**About this task:** Using the material below, copy every line where "UDPTL" appears.

**Data for the task:**
== Segment start ==

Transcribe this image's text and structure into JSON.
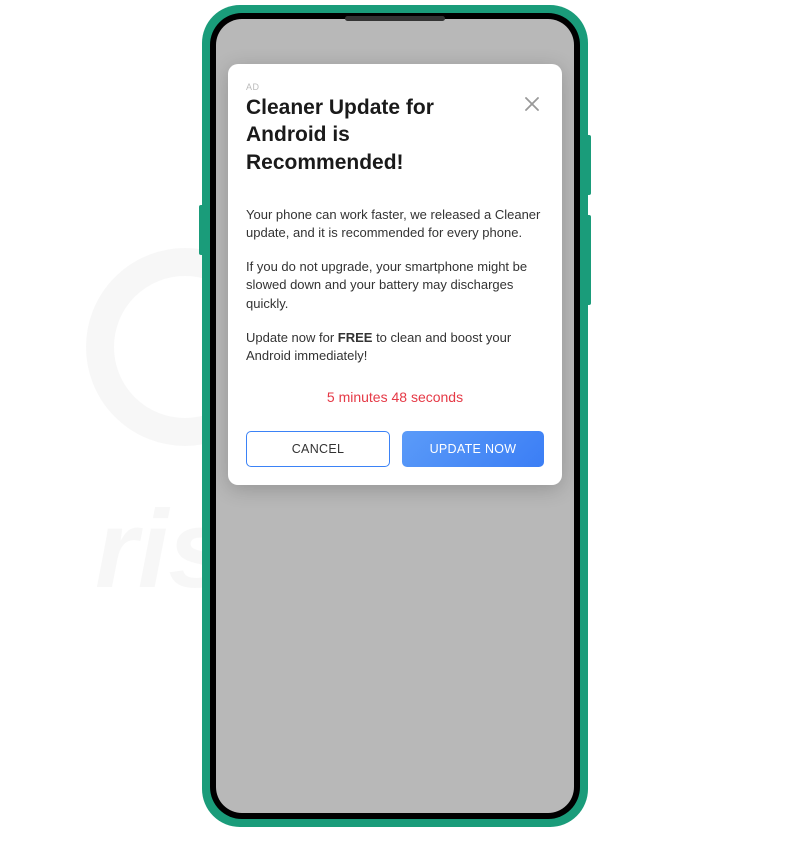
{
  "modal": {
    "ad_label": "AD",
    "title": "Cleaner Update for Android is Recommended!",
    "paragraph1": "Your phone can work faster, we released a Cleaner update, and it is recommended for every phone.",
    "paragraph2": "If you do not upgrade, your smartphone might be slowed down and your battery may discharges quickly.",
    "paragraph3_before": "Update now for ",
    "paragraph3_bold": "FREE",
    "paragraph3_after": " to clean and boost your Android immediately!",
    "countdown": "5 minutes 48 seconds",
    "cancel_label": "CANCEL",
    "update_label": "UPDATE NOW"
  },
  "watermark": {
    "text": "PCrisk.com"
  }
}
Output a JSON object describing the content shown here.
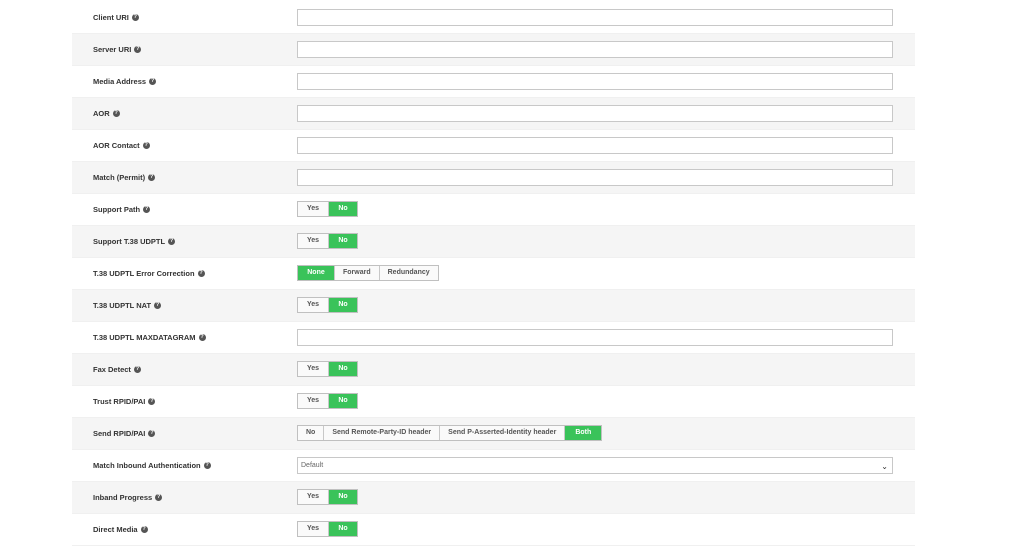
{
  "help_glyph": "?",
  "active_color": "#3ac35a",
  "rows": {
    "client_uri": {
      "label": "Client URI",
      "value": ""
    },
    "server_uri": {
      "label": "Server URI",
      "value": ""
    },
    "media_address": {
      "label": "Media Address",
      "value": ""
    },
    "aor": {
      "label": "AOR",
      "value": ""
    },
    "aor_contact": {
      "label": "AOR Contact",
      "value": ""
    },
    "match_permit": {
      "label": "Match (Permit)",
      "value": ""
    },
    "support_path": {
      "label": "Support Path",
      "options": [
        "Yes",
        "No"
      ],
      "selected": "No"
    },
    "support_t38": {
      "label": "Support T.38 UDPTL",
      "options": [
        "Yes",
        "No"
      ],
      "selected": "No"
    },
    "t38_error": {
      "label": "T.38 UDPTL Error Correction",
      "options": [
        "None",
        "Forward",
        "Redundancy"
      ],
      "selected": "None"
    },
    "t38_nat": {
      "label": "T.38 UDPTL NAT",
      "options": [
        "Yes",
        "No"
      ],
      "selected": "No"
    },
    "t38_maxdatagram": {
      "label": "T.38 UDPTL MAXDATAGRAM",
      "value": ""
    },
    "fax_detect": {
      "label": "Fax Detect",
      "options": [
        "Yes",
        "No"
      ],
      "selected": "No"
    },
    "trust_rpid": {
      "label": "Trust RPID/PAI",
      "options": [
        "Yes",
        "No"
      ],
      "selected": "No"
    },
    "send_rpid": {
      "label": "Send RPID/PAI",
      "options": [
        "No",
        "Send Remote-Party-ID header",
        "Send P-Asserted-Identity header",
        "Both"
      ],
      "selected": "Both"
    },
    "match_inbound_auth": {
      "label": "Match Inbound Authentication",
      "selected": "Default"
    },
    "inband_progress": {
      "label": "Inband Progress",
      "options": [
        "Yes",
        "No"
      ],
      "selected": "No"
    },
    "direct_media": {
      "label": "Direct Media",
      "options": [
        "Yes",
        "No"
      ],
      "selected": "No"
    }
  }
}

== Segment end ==

**Output for this exercise:**
      "label": "Support T.38 UDPTL",
      "label": "T.38 UDPTL Error Correction",
      "label": "T.38 UDPTL NAT",
      "label": "T.38 UDPTL MAXDATAGRAM",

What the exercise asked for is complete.